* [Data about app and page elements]

____

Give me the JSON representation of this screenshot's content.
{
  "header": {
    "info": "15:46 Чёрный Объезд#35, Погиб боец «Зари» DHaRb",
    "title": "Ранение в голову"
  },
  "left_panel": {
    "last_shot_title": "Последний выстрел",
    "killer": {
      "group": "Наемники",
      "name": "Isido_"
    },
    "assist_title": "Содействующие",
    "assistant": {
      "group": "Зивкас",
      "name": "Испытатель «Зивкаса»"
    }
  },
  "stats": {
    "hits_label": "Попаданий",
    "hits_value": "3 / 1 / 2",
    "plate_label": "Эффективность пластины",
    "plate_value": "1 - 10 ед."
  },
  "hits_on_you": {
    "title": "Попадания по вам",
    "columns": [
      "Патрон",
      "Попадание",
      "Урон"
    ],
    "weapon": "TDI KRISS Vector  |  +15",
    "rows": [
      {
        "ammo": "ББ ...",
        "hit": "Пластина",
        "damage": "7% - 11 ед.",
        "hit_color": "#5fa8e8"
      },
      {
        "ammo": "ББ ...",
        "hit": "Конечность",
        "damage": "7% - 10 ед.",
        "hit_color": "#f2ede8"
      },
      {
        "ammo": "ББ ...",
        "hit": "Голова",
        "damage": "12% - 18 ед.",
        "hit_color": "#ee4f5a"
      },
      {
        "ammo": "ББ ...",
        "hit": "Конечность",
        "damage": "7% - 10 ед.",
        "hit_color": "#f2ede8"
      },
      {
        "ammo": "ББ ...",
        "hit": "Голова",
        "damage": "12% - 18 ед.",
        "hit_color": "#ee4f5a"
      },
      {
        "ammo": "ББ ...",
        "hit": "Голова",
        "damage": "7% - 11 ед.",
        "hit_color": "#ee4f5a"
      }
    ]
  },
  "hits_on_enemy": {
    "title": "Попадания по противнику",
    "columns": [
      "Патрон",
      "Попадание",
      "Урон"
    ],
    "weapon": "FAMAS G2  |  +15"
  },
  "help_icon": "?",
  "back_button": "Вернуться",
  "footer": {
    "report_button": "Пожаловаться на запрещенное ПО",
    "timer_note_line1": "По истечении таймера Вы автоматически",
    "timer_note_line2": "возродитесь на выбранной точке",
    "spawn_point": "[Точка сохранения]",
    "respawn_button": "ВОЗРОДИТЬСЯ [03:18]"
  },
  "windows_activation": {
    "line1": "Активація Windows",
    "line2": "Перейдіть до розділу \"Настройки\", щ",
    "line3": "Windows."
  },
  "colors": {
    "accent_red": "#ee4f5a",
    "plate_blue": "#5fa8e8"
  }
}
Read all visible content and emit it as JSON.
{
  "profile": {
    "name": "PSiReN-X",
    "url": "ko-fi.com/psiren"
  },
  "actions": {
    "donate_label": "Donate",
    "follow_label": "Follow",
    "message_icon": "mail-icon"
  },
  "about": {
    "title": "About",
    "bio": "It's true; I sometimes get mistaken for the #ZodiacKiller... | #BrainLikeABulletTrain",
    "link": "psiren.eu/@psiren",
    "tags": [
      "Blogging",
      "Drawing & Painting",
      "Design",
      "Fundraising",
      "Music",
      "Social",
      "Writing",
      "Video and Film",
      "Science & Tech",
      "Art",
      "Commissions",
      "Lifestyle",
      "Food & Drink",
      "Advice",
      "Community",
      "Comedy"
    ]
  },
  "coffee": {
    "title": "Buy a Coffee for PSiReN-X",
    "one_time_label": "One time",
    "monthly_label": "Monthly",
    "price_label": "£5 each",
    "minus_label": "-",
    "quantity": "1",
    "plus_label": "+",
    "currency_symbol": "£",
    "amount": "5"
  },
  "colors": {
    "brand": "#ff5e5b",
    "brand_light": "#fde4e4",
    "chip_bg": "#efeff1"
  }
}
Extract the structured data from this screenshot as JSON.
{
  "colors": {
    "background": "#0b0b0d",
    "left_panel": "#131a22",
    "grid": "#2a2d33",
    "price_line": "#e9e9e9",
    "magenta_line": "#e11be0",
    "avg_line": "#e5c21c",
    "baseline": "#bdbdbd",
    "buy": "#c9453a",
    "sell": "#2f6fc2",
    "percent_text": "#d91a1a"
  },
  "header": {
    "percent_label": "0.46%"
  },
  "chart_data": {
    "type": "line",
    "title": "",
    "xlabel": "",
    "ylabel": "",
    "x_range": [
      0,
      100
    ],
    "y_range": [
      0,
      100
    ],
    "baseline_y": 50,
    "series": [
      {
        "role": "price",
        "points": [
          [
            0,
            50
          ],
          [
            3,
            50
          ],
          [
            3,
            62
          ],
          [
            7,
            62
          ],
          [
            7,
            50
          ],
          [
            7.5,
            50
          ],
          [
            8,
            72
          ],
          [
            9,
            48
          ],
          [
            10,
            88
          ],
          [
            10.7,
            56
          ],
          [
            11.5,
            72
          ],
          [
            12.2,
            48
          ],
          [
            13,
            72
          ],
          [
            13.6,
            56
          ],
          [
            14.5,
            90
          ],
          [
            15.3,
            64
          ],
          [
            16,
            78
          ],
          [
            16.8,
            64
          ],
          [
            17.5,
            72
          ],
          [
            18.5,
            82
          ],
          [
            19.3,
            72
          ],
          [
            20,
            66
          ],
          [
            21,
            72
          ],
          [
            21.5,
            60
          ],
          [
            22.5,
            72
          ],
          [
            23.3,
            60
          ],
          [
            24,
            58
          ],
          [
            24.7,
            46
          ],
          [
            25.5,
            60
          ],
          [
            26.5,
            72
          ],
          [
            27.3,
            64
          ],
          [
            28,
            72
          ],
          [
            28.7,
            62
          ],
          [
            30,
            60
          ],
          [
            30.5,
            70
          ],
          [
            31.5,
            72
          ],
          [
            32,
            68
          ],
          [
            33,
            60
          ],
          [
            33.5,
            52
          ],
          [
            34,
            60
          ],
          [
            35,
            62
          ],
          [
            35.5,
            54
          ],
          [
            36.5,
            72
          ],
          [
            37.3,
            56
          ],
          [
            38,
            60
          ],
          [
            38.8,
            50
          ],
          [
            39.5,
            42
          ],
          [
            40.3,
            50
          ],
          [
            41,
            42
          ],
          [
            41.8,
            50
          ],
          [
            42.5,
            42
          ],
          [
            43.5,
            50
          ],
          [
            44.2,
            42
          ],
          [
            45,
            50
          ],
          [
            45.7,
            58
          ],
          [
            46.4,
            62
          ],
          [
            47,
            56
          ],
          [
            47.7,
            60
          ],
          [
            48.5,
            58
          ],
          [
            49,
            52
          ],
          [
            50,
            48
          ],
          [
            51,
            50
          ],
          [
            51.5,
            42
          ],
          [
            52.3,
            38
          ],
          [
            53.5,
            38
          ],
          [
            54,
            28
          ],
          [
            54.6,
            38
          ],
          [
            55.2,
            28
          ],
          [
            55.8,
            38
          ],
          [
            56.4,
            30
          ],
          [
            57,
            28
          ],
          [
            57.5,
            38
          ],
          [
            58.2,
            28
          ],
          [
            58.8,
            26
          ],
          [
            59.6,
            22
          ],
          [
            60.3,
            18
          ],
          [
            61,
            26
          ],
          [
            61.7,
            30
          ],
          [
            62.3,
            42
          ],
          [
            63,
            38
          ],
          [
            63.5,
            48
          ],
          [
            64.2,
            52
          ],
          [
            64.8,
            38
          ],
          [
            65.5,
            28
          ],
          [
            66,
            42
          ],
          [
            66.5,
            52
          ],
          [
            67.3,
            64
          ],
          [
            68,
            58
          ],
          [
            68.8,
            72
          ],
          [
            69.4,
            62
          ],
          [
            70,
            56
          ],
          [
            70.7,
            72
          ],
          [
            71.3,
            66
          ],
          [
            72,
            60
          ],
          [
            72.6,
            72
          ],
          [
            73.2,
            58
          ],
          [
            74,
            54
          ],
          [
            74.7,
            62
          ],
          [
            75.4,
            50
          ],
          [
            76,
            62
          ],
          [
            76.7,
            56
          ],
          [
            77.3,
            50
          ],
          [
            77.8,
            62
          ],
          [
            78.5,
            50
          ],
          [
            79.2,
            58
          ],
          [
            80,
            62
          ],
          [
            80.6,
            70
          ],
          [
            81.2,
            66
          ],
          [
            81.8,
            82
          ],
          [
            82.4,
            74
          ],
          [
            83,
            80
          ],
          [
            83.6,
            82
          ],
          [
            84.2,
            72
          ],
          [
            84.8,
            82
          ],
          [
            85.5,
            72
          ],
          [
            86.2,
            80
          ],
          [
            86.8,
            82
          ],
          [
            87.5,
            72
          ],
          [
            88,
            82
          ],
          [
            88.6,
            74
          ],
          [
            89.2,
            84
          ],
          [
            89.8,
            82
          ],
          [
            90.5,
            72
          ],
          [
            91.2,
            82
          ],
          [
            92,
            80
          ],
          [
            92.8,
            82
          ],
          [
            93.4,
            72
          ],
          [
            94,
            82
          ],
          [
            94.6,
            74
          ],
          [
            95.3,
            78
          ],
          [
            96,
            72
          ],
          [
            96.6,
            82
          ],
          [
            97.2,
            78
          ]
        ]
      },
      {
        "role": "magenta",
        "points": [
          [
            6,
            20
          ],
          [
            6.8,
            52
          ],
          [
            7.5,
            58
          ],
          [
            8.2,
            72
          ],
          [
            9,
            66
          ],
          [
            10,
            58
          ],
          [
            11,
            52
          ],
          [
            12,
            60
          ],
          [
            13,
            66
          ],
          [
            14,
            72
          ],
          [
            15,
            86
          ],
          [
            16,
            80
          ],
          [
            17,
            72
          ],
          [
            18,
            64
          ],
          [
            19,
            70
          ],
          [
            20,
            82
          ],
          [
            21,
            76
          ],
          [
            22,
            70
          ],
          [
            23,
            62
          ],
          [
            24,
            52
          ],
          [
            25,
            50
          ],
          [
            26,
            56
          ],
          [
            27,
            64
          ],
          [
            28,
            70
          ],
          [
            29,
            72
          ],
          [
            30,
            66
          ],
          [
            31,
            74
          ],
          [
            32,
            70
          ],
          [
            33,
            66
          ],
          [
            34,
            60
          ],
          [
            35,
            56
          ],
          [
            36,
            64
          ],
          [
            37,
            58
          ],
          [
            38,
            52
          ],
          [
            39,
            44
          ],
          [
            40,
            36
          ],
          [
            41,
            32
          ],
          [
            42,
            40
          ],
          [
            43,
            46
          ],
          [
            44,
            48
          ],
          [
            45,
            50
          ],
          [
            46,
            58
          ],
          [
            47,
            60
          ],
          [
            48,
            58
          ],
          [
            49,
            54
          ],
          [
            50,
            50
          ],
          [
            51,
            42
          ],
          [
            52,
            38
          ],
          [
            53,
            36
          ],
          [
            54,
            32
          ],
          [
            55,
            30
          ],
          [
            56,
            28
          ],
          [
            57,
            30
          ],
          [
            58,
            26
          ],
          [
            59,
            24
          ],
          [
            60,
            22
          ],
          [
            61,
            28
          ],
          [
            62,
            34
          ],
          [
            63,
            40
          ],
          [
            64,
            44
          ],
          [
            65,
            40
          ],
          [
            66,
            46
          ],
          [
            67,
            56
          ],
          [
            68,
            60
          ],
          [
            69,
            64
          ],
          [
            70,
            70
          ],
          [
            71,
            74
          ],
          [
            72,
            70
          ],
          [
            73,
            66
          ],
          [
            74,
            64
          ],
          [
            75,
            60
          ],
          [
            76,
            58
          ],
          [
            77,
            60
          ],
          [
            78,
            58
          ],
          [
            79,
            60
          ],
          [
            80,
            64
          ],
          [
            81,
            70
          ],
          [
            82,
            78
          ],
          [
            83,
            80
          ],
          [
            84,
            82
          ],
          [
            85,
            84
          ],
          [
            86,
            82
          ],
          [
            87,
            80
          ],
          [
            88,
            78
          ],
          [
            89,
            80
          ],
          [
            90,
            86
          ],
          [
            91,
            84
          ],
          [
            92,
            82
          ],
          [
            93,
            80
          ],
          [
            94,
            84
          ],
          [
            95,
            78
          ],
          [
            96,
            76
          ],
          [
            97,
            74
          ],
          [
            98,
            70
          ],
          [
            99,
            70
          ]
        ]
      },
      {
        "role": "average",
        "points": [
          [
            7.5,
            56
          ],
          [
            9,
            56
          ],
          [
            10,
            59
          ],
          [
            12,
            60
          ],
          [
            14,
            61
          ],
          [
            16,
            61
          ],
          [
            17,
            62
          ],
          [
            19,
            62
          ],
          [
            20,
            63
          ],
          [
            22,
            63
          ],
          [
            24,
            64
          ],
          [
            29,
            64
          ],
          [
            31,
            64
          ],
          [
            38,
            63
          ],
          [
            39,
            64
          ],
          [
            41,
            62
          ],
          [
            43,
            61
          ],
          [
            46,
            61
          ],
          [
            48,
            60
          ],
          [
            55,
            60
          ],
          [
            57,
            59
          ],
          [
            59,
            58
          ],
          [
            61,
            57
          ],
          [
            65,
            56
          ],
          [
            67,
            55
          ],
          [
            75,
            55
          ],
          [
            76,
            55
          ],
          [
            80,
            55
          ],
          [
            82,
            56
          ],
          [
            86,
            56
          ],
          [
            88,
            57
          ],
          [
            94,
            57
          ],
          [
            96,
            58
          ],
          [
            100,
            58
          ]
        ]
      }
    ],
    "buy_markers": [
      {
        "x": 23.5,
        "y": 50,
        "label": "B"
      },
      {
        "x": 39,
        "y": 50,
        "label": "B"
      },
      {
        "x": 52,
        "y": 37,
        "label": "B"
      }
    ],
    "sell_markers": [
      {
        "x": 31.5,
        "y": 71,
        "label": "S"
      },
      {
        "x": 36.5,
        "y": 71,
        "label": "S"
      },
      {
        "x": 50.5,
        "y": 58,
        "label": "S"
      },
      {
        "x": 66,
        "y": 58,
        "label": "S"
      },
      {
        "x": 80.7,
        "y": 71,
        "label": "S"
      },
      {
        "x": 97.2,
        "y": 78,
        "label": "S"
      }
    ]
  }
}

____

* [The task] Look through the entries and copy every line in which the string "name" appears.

* [Written solution]
      "name": "Isido_"
      "name": "Испытатель «Зивкаса»"
    "name": "PSiReN-X",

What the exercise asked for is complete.